‘It’s not longer I that liveth, but Christ that liveth in me.’ But does the world see the Christ who lives in me, and in particular, do the poor, the widows, orphans and strangers, see Christ in me, in you?
Our works testify to Jesus.
Tabitha’s did. After being told she is a disciple, her eulogy goes on: “She was always doing good and helping the poor.” She knew the poor, and the poor knew her.
Her faith, which saved her, led her to the poor. As she became a disciple of Jesus, she became like Jesus, and so, like Jesus, she developed a heart for the most vulnerable in society – the poor, the widow, the orphan, the stranger/foreigner/alien. Our faith should do the same. It’s one for the reasons why, as Jesus prophesied, we will always have poor people among us, so that they can provide God with a reference for each one of us.
Living here in Alberton, you and I all ‘know’ poor people, vulnerable people, outcasts from society. You can perhaps see them in your mind as I speak.
You can’t get into or out of the shopping centre next to our campus, or through the intersection on our corner, without seeing the type of people that Jesus had the most time for… poor, rejected, outcasts,...... sinners, prostitutes and drunkards.

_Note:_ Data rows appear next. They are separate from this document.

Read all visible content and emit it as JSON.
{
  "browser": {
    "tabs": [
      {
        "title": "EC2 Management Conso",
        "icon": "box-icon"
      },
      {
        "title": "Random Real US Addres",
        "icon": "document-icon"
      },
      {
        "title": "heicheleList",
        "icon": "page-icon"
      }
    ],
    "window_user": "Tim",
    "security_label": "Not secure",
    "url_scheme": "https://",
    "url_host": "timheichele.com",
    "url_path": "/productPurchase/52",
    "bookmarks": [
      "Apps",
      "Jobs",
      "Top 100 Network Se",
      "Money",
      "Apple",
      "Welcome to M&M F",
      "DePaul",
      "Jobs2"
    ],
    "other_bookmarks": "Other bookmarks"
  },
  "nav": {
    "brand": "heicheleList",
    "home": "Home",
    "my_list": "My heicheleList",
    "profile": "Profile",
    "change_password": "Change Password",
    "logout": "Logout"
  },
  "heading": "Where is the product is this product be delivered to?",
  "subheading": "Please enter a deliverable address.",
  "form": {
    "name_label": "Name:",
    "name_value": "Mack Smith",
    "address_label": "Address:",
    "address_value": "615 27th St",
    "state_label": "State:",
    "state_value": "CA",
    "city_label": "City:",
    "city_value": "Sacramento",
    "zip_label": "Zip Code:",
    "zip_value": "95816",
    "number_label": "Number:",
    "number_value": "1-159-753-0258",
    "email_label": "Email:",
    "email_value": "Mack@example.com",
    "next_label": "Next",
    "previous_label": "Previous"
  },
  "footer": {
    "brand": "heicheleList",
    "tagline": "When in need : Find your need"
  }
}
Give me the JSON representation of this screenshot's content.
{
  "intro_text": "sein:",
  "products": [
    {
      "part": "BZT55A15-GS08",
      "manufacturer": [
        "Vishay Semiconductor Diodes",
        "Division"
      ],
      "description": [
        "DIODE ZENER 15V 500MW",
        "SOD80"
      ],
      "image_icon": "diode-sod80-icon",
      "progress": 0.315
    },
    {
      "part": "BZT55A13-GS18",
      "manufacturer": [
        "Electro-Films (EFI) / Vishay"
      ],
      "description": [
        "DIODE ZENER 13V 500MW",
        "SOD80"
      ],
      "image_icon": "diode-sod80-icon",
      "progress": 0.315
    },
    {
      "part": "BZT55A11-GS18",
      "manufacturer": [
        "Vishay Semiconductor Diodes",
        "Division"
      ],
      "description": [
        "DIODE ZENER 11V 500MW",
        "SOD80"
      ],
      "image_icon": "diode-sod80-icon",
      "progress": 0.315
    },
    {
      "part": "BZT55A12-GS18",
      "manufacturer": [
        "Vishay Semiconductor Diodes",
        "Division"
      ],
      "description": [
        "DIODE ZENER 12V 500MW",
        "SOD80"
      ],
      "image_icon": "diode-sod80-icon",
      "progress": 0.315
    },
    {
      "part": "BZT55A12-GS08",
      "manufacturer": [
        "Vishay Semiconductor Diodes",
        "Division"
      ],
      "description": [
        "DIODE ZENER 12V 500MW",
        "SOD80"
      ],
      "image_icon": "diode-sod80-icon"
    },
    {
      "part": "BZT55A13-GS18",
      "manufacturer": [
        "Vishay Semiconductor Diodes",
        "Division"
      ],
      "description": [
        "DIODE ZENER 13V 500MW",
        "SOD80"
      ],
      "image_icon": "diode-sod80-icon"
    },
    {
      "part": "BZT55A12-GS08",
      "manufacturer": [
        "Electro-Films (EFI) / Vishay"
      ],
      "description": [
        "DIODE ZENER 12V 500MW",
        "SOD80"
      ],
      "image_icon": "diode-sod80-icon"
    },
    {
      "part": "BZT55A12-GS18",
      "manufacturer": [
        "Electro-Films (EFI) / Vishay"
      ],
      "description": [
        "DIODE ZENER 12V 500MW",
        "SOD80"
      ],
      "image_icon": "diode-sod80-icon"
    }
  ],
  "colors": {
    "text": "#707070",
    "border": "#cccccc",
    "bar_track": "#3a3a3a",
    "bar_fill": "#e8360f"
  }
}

These are the people who Jesus was accused of spending His time with, and the respectable people of the day hated Jesus for this.
When Tabitha died, God could go to the poor of Joppa and say ‘Tell me about Tabitha’........and they no doubt provided Him with a glowing reference.
When you and I die… never mind you… when I die… if I die tomorrow… God won’t come to Alberton Methodist Church and say ‘tell me about Cedric’ .....No… He’ll go to the streets around us, to the most vulnerable in Alberton, and say: ‘Tell me about Cedric, did his faith make him more like my Son?’
You see, in the world's scheme of things, survival of the fittest is the rule. In God’s scheme of things, survival of the weakest is the rule (Alphonse Keuter) and for survival of the weakest (here in Alberton), He has given birth to His church (here in Alberton), where hopefully followers of Christ become disciples of Christ whose works testify to Jesus.
Now, perhaps you're tempted to ask: ‘So tell me God, must I now reach out to every suffering or vulnerable person in Alberton?’
It’s probably not possible to create an Alberton where no people suffer, or where no one goes hungry or cold,..... but with the power of God it is possible to create an Alberton in which fewer people suffer, or go hungry or get cold.
Peter got down on his knees and prayed and then he said, ‘Tabitha, get up.’ He took her by the hand and helped her to her feet.
And while it’s not recorded for us, we know what Tabitha did with the extra time she was given until she died again.
We know, don’t we?
She lived a life whose works testified to Jesus.
May we also.